Fantastic Asia, a Bishkek-based travel company, has an English-language website that offers high-priced hunting excursions for foreigners. The company's director-general, Artem Niuhalov, tells RFE/RL Western hunters are drawn by Central Asia’s many indigenous species.
"They come for the unique species that we have here," Niuhalov says. "Marco Polo sheep live only in Central Asia; the Mid-Asian ibex also. As for birds, local subspecies are also unique and attract collectors. All the hunters, after killing an animal, have their trophy -- the skin and skull -- salted. They take it back to their home countries. Then they mount it into a nice-looking sheep or ibex."
A 2002 report by the wildlife trade-monitoring network TRAFFIC estimated that the main destination country for foreign hunters in Central Asia was Kazakhstan, with at least 2,000 visitors a year. Kyrgyzstan came in a distant second, with just over 100 hunters. In smaller numbers, hunters also traveled to Tajikistan, Turkmenistan, and Uzbekistan.
Only a few of the visitors had the privilege of hunting the Marco Polo sheep or Mid-Asian ibex. The hunting of such animals is restricted, and governments impose high trophy fees for each animal killed.
Niuhalov says authorities also establish annual quotas.
“Our government issues about 60 licenses for Marco Polo sheep a year to be hunted in Kyrgyzstan." Niuhalov says. "These licenses are distributed between different outfitters and sold to clients."
Fantastic Asia's entire 12-day sheep-hunting excursion costs $17,000. Of that, $7,500 covers the trophy fee for a single Marco Polo.
In Central Asia, the trophy fee goes directly to the government budget.

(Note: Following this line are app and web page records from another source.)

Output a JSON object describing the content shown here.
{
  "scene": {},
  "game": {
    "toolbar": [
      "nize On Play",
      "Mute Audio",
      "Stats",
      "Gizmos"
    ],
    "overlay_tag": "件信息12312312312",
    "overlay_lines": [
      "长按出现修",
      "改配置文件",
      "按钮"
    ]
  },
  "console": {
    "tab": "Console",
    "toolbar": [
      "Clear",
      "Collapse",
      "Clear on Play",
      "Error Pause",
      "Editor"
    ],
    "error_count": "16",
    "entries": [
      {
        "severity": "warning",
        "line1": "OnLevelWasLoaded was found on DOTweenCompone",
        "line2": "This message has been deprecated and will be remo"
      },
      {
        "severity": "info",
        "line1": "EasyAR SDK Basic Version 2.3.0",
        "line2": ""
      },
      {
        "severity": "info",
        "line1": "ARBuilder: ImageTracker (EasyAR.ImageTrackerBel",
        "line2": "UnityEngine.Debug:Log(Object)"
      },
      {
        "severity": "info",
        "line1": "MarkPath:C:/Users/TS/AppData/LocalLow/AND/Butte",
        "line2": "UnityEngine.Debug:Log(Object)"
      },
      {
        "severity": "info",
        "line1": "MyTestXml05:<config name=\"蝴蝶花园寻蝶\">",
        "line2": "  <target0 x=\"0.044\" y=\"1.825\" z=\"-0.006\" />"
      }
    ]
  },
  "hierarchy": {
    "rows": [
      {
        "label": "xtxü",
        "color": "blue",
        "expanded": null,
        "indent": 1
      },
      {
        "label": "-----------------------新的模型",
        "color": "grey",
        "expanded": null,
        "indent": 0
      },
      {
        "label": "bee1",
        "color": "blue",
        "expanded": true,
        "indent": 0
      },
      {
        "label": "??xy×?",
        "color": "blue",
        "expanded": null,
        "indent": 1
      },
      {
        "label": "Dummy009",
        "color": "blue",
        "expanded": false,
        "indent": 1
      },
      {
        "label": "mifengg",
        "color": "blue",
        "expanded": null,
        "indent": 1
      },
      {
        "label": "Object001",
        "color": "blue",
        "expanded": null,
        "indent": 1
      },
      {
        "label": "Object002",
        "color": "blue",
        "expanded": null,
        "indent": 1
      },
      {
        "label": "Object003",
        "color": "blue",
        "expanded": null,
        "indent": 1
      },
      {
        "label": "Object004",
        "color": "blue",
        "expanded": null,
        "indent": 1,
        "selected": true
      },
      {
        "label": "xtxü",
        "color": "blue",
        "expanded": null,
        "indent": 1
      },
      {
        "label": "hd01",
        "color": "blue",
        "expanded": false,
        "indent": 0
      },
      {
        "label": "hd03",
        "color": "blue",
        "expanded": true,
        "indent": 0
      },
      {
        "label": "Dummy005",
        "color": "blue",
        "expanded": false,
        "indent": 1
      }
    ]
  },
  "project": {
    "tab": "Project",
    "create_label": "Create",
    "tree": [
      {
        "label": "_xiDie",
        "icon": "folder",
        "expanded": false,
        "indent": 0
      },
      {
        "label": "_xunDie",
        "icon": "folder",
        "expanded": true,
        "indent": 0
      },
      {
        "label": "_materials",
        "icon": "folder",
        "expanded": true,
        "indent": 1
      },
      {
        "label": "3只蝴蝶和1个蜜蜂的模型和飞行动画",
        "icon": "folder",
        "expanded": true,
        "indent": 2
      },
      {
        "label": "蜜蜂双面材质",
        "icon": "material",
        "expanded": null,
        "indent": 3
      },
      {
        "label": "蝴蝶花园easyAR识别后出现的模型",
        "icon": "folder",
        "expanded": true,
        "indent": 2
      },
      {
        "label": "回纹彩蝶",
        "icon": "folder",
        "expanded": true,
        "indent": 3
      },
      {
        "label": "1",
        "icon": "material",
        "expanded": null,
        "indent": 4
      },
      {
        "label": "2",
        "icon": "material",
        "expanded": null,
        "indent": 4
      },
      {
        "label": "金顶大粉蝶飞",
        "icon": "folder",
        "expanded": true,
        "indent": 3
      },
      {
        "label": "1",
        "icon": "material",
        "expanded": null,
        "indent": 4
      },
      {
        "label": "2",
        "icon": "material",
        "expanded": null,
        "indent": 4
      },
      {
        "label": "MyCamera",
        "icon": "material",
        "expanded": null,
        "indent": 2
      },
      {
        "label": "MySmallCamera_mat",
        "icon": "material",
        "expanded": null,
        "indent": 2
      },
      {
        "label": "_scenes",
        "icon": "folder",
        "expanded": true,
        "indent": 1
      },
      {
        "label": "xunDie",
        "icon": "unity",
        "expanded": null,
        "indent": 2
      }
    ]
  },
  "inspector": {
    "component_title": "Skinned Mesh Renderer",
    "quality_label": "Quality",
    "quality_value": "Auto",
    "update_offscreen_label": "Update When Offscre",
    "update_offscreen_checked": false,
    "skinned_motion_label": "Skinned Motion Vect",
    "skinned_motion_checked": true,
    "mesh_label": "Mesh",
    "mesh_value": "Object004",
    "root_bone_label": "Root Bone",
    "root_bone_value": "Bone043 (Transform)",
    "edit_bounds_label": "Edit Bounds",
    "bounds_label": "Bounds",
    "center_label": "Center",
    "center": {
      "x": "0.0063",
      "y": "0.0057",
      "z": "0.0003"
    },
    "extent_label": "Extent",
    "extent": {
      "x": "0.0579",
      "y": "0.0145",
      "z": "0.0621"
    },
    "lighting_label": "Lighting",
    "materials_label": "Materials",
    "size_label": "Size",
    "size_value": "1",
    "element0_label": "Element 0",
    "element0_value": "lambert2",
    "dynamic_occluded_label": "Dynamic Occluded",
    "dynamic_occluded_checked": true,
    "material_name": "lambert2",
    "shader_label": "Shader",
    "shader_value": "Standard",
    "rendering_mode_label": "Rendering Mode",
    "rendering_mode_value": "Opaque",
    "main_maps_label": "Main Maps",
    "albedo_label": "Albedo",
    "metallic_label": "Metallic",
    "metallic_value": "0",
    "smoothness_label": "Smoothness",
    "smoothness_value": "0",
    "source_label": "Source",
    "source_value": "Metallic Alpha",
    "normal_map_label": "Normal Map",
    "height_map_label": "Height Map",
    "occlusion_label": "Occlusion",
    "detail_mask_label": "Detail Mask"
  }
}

Authorities are expected to use the money for wildlife management and conservation programs.
There is little information, however, on how much is actually spent on such programs. Niuhalov complains that the Kyrgyz government does very little in that respect.
“It's not right, because with this money the government doesn't actually do much for protecting wildlife or building roads, nothing," Niuhalov says. "It’s only the outfitters [the companies that provide hunting tours] that do that.”
Doris Hofer, a preservation consultant based in Germany, says that’s a pity. She says that trophy hunting can effectively contribute to wildlife preservation if its revenues are properly spent on management, protection, and habitat conservation.
Hofer stresses that trophy hunting makes wildlife economically important, and can help decrease poaching by involving local communities in management and conservation projects.
“No, I do not think trophy hunting is a threat to wildlife," Hofer says. "The fact that [foreign] hunters are interested in [your] wildlife sets a focus on animals. So it helps conservation. In some regions poaching by local communities may be a much bigger threat than [official] tourist hunters who pay.”
Stephanie Theile, who works for the TRAFFIC program in London, says Pakistan’s Torghar Conservation Project could serve as a model for conservation initiatives in Central Asia.
In 1985, a group of volunteers on tribal lands in northwest Baluchistan initiated a project to control the illegal hunting of the Markhor goat and Urial sheep, which had resulted in marked decreases in the two species.
Ten years later, an NGO was formed to administer the project. Using revenue from the sale of a small number of trophy hunts, Theile says, local people were hired as wildlife guards.
“The local community has been brought quite closely in managing trophy hunting. Local people have been hired to become wildlife wardens, and they get a fixed salary paid from the money generated from the trophies. Through this carefully managed project [Markhor and Urial] populations have been increasing. Poaching [has] decreased among the [local] communities because people had an interest.”
In the first 10 years, the program generated about $460,000 from hunts for just 14 Markhor and 20 Urial. The populations of both species went up from 100 animals to about 1,800.